**Exercise requirements:**
Copy every line in the records below that contains the word "JSON".

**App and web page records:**
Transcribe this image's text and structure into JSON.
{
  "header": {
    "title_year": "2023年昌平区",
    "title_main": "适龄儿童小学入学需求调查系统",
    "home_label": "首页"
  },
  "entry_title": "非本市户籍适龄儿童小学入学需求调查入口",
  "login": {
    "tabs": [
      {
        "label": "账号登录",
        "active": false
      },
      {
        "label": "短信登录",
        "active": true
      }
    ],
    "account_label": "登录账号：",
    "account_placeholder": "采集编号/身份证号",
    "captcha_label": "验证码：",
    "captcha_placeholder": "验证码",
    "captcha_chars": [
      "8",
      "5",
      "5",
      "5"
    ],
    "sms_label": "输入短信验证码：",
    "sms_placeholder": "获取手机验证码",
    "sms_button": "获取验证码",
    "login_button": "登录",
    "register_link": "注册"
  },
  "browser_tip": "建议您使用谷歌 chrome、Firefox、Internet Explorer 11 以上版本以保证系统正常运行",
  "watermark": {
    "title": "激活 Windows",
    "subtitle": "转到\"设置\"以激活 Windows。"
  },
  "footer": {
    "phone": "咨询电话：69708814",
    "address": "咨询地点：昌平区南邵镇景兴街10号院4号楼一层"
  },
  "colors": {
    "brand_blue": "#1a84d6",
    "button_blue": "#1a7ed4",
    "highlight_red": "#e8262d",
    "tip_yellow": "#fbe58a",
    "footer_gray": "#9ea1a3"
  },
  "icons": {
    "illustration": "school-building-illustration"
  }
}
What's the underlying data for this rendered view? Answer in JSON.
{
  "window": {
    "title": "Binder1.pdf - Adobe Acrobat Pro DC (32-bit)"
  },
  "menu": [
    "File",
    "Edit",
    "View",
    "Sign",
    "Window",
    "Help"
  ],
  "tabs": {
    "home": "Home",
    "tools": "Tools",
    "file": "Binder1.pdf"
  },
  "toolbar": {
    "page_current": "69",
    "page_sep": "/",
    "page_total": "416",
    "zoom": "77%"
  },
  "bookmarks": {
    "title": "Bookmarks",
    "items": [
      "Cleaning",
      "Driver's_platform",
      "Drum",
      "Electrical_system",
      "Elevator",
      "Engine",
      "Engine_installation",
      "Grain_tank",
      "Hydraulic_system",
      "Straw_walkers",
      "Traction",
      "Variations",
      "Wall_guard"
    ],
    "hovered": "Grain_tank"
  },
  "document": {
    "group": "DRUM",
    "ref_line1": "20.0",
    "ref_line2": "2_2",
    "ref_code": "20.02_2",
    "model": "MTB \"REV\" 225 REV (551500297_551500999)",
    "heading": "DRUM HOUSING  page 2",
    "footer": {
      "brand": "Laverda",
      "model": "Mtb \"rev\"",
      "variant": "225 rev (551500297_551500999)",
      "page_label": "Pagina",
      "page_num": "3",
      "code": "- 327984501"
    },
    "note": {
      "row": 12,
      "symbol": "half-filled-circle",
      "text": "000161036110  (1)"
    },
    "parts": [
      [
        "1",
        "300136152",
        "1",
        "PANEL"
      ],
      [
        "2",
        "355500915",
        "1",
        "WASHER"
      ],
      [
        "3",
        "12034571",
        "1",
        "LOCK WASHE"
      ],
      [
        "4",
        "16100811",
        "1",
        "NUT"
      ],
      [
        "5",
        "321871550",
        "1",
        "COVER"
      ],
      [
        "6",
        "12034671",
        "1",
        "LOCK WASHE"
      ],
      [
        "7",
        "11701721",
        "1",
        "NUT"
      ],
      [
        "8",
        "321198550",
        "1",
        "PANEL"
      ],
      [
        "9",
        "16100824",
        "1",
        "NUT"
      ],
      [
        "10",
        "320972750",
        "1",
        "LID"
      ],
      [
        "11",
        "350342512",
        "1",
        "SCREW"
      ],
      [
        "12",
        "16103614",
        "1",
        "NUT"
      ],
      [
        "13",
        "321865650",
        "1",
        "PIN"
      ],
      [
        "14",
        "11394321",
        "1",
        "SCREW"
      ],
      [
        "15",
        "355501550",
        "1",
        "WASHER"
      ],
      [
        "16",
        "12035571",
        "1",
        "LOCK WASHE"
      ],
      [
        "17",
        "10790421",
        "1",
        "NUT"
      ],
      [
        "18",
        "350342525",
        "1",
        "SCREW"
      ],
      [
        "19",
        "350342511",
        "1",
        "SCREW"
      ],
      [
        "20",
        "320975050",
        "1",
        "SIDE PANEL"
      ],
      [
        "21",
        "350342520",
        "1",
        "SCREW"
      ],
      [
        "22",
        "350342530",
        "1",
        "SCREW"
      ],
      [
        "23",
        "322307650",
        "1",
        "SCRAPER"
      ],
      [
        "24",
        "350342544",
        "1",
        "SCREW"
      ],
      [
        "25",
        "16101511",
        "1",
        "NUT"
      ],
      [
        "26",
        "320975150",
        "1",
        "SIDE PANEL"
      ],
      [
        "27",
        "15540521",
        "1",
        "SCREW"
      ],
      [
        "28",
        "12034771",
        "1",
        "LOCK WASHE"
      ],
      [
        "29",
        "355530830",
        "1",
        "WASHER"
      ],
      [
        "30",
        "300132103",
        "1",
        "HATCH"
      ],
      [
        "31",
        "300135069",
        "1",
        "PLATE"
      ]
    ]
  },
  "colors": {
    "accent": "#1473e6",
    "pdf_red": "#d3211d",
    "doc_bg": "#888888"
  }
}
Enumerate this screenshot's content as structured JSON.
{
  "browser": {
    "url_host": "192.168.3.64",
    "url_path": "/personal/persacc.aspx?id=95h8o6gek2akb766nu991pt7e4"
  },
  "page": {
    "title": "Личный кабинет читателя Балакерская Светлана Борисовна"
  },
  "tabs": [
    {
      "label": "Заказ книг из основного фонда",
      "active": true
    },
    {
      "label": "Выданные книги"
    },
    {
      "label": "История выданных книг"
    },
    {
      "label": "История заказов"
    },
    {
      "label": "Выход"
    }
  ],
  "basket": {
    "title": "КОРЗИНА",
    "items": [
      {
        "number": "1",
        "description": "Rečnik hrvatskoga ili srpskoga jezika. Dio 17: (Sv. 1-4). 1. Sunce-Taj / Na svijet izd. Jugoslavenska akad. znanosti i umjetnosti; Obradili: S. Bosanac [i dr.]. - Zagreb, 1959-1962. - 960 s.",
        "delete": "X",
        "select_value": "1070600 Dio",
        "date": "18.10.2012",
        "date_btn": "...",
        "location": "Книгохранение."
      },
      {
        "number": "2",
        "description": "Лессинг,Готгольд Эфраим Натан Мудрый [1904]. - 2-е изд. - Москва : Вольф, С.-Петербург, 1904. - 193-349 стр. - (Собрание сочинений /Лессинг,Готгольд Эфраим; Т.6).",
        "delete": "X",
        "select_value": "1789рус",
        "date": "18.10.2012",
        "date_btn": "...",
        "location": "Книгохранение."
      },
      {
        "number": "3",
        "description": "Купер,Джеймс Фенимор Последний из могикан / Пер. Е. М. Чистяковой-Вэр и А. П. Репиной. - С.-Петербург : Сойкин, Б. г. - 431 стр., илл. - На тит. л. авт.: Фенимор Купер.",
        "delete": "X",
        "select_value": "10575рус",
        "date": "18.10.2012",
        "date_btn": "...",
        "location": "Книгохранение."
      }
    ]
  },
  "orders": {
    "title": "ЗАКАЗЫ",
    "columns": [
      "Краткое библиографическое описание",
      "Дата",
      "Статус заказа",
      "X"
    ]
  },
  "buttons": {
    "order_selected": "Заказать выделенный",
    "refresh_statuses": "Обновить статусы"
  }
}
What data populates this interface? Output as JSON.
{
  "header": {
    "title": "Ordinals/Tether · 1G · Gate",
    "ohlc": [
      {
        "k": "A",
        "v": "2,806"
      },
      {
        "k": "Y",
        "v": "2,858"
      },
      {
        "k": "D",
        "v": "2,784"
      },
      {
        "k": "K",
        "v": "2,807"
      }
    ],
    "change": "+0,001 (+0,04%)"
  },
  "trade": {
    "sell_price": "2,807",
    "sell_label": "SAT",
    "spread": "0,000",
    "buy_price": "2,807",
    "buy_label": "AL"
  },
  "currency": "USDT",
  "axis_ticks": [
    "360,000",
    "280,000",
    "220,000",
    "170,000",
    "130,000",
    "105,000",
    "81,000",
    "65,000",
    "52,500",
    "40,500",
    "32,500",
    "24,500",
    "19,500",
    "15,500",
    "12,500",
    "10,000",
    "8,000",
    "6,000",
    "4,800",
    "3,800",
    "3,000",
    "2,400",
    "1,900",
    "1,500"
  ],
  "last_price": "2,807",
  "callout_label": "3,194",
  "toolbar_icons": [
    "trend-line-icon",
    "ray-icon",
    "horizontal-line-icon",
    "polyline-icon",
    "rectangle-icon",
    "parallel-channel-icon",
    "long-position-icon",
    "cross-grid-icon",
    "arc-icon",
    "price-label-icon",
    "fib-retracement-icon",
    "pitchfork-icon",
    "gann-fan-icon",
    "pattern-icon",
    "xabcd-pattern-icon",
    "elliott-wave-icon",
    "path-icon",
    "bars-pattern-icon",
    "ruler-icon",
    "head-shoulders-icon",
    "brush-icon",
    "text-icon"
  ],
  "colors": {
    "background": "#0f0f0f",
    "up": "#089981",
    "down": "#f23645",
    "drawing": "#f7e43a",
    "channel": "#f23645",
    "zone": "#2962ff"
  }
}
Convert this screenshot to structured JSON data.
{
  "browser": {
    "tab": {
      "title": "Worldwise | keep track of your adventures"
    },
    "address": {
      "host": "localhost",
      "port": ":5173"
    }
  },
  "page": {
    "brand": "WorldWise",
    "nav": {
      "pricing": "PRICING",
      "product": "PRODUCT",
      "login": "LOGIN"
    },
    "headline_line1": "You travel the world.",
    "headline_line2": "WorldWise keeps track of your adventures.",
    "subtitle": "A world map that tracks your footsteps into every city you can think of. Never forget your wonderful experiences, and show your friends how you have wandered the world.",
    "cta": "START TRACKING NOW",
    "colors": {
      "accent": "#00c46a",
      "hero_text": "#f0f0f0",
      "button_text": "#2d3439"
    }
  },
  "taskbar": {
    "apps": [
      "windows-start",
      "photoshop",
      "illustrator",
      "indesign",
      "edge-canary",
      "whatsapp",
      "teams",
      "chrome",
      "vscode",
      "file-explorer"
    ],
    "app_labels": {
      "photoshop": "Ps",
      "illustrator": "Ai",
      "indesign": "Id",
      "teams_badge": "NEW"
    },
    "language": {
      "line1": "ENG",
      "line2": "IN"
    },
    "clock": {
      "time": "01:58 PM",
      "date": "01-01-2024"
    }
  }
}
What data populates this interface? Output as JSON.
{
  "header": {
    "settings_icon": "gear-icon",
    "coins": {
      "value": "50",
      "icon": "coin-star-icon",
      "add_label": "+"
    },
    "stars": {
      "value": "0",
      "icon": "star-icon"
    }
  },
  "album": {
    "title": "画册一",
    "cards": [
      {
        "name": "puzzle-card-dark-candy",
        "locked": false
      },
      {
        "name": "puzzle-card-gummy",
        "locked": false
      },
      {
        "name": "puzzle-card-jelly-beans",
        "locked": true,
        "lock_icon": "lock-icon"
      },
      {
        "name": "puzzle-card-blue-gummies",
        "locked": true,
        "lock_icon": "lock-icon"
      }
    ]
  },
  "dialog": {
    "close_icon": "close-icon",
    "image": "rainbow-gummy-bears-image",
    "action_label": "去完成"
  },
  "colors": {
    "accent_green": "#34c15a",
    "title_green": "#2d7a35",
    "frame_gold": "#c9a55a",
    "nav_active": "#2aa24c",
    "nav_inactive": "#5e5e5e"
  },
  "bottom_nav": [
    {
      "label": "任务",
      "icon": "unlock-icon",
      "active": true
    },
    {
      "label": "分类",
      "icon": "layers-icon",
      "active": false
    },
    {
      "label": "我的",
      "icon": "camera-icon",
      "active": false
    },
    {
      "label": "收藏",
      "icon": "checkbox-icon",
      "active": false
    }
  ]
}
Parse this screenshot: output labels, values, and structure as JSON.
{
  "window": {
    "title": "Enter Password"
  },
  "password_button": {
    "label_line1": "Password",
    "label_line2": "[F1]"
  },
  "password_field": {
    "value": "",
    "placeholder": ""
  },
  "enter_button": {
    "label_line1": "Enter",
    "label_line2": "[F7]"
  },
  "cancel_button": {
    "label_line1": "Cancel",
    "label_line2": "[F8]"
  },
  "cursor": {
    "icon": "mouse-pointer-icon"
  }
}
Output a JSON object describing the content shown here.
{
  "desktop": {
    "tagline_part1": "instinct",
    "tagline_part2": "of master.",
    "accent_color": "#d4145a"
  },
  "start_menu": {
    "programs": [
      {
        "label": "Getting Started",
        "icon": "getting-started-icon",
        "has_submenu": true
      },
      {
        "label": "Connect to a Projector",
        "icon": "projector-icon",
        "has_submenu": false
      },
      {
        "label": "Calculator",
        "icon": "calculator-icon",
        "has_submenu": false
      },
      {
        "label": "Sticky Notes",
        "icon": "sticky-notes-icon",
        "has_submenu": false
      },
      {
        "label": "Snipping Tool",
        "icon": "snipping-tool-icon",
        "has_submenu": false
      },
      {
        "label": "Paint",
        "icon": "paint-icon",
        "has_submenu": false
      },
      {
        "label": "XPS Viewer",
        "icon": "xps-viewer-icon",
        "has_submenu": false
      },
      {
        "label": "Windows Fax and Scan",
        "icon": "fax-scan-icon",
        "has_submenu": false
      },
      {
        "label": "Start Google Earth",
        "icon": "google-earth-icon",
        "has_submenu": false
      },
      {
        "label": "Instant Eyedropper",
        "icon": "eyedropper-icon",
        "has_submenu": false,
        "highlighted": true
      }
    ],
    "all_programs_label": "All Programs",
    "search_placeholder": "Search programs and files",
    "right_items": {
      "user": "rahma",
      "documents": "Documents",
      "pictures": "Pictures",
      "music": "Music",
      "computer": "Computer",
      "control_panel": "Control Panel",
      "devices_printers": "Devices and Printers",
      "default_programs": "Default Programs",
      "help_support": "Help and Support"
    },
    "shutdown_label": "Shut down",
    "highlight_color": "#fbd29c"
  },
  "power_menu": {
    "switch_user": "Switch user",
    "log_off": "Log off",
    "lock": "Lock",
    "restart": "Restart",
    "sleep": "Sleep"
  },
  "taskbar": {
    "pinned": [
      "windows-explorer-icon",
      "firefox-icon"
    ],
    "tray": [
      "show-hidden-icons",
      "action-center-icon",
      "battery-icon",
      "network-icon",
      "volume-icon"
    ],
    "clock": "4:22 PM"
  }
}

**Solved exercise:**
Transcribe this image's text and structure into JSON.
What's the underlying data for this rendered view? Answer in JSON.
Enumerate this screenshot's content as structured JSON.
What data populates this interface? Output as JSON.
Convert this screenshot to structured JSON data.
What data populates this interface? Output as JSON.
Parse this screenshot: output labels, values, and structure as JSON.
Output a JSON object describing the content shown here.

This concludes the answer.